The Center for Performance Studies has been the kind recipient of two New Course Development Grants. Both will allow us to create two new team taught inter-disciplinary seminars, Center-Seminars, for the next academic year. These Center seminars will be themed around a common idea and will involve four faculty for each seminar. Every faculty will teach two and half weeks (five meeting dates) and hand it off to the next faculty. All four will be involved in the planning and the grading of the course. Ideally, a common text would be useful to help cement the varied approaches.
The first seminar is titled "Rebuilding culture, Recovering Identity through performance." It considers how performance itself functions to preserve or restore identity or culture in populations in crisis. Examples might include: how performance functioned in the internment camps for Japanese-Americans during the second world war, or how performance functions as a repository of national identity for first generation immigrants. The idea is to use four separate case studies, from different disciplines to expose the common destinations of disparate approaches, and expose the students to how other disciplines work. This seminar considers less how performance adapts to new cultures as its resistance to adapting, his insistence on tradition, and how that serves to preserve culture. Performance is a powerful repository of memory for the dispossessed, or relocated, or for those populations acclimatizing to new cultures, and such might be the topic of investigation for the course.
The second seminar is themed around 'The Colonial Moment' and it considers performance in that first generation of contact. Like the previous seminar, the focus is not on the specific history of any one site or tradition, but rather on performance itself, how it resists, adjusts, exposes, abdicates its own discipline, its own traditions, under the new colonizing presence. Sites can be as diverse as Meso-America, the Pacific Northwest, South Africa, from the near present to Antiquity. Like the other seminar, it too aspires to be global in its scope and inter-disciplinary in its approach.
Each participant will be awarded a $1,000 stipend for their contribution to the course, as well as 1/3 course credit, to be carried.
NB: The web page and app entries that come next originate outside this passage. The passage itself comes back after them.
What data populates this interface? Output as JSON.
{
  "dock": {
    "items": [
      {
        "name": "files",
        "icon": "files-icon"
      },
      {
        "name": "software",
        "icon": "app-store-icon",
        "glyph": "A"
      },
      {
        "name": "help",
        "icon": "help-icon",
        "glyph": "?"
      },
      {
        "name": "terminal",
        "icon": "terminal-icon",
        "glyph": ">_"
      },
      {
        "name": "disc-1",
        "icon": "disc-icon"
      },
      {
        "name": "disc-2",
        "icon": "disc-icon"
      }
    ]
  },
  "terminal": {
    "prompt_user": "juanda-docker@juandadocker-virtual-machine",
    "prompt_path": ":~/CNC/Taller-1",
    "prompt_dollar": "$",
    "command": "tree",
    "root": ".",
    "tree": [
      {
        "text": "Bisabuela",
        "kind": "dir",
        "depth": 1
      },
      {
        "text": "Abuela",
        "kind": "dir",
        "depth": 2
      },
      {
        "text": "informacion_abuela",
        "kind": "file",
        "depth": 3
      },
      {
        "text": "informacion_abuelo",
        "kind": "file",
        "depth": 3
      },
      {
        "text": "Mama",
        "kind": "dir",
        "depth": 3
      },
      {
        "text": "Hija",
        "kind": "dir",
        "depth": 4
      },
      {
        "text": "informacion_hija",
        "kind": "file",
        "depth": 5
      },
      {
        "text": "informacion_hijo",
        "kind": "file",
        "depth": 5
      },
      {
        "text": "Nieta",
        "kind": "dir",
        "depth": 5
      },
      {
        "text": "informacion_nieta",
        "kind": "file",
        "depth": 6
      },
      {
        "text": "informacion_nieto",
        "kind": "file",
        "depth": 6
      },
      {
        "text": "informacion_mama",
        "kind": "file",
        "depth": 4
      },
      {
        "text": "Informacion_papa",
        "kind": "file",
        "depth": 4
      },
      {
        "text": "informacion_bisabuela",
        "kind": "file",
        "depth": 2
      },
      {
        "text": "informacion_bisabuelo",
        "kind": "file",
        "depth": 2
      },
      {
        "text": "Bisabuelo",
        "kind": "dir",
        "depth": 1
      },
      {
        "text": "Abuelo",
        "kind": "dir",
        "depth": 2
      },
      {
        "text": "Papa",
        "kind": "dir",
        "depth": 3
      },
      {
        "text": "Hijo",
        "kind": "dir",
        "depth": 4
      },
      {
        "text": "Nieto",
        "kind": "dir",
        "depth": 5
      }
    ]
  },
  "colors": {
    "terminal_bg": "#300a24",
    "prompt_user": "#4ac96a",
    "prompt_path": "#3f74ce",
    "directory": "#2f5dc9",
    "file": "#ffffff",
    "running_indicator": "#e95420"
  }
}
As these Center Seminars are conceived to be sustainable annual offerings, a full course credit can be conferred on each faculty who participates in three such seminars.